so last night Mediation went along to the launch event for Bombay Sapphire's Dusk Bar at Somerset House. the pop-up - which will have residency at the site for the duration of the summer - is an explosion of illuminated blue plastic and metal, the brief of 'bring the iconic bottle to life' being more than met.
what's was more interesting though was the expression of the product intrinsics at the bar. all spirits are comprised of 'botanicals' - key flavours and ingredients that contribute to the spirits taste profile. Bombay Sapphire has ten - all of which were on display in various forms at the event.
the actual botanicals were there in bowls themselves, everything from the juniper berry (natch) to the Orris root and Grains of Paradise amongst others; but beyond this, Bombay Sapphire had asked ten leading mixologists from London's most fashionable bars to each create a cocktail from the bar. each cocktail is inspired by a botanical ie key product intrinsic (Mediation's favourite turned out to be the one with elderflower cordial but I can't remember it's name).
so the question of whether or not Bombay Sapphire and Co. can mix an awesome cocktail aside (they can) there's the bigger question of why do a pop-up bar in the first place? what's it adding? who is it for? and what's the payback?
I put this question to a few bar trade magazine editors who were present, and beyond "it get's Bombay Sapphire talked about" it was hard to track down more of a specific answer. presumably there's hard and soft measures for this kind of thing... hard ones along the lines of 'does the bar pay for itself?', how many people do we engage with an experience of the course of the summer?' etc. these and more like them should pay back in the immediate term.
as always though its the longer term softer effects that are harder to pin down. does the experience change people's attitude and perception of Bombay Sapphire? does it help increase their brand reputation scores? and crucially, will in increase the volume of Bombay Sapphire sold in bar and in future consumption thru supermarkets. the brand has a lot to do - gin consumption is in free-fall (down 14.5% year on year).
I can't answer any of those questions, but I hope Bombay Sapphire can. because an investment of this scale, even if it is paying back, should be aligned to a very specific long term strategy and objective. from my perspective, if it was to communicate the existence and balance of intrinsics, as well as change my perception of gin-based cocktails, it was a job well done. and that's not just the cocktails talking.
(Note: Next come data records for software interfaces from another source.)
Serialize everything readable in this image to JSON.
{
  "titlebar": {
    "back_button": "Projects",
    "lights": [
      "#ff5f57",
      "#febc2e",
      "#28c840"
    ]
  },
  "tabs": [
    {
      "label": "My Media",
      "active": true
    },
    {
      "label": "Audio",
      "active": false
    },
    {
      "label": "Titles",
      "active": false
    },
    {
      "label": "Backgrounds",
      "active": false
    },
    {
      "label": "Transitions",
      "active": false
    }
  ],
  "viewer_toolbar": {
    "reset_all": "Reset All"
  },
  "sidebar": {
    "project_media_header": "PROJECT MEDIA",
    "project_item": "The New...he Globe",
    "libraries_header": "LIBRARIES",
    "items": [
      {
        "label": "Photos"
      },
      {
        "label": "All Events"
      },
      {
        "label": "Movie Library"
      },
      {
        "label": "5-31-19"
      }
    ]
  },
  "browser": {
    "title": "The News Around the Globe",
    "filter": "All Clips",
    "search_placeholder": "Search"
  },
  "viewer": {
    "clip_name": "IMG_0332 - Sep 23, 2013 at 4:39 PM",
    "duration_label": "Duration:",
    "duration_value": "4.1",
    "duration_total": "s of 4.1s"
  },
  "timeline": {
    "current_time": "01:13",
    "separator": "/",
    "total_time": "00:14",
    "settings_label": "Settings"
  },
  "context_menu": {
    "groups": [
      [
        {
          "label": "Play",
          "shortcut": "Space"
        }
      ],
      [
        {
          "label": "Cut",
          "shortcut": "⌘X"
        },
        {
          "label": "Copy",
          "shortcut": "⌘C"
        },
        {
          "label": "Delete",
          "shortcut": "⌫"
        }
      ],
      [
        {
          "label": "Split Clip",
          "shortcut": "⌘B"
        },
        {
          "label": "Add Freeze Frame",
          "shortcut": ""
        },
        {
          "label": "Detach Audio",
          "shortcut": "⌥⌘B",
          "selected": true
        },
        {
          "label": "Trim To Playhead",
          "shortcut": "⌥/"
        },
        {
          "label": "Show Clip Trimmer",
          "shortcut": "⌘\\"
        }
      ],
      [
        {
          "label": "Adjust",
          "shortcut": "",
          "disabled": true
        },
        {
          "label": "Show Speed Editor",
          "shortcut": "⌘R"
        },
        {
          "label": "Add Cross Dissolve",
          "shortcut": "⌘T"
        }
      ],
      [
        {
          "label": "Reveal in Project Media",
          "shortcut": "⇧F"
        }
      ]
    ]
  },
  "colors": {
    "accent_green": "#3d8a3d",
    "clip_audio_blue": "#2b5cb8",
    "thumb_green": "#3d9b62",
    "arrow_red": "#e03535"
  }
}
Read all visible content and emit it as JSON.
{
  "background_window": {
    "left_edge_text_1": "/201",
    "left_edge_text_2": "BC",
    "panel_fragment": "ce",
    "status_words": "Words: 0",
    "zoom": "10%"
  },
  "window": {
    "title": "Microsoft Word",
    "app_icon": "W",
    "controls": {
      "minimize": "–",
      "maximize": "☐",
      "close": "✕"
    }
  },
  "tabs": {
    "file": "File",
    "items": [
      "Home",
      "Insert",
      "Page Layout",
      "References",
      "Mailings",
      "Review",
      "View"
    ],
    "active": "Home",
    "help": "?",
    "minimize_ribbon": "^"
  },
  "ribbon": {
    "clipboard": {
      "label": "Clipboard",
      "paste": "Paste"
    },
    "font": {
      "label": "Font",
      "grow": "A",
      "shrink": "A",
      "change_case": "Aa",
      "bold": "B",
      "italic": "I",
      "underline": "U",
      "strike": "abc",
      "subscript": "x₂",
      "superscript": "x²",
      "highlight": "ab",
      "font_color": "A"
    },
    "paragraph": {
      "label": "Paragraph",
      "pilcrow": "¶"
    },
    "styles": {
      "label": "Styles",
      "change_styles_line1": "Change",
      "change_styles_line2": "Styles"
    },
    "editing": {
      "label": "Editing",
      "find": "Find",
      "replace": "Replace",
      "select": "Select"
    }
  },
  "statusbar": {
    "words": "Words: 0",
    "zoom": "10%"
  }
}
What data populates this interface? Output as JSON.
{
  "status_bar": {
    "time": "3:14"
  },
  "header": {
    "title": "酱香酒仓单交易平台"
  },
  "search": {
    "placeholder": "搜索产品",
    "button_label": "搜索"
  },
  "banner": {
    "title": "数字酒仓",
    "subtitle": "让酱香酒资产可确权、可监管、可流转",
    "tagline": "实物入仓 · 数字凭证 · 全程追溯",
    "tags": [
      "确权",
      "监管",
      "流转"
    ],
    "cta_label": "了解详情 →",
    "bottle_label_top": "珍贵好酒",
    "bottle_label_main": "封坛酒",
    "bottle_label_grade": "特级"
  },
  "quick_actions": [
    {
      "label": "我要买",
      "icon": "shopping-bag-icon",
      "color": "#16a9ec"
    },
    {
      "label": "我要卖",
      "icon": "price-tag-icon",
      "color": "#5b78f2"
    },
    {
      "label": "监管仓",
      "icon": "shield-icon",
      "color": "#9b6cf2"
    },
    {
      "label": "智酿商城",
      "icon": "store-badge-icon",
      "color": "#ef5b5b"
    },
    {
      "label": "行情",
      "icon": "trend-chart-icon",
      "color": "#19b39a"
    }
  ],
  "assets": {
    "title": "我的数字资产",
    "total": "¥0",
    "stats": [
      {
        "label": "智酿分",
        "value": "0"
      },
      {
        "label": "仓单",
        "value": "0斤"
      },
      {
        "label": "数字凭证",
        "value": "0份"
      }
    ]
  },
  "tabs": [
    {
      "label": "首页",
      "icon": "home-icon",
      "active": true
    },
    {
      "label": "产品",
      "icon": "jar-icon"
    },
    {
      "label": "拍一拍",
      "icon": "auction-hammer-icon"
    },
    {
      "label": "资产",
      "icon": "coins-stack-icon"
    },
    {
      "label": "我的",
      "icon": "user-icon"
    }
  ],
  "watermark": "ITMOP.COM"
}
the Bombay Sapphire Dusk Bar is popping up at Somerset House until October 2009, for more details see their blog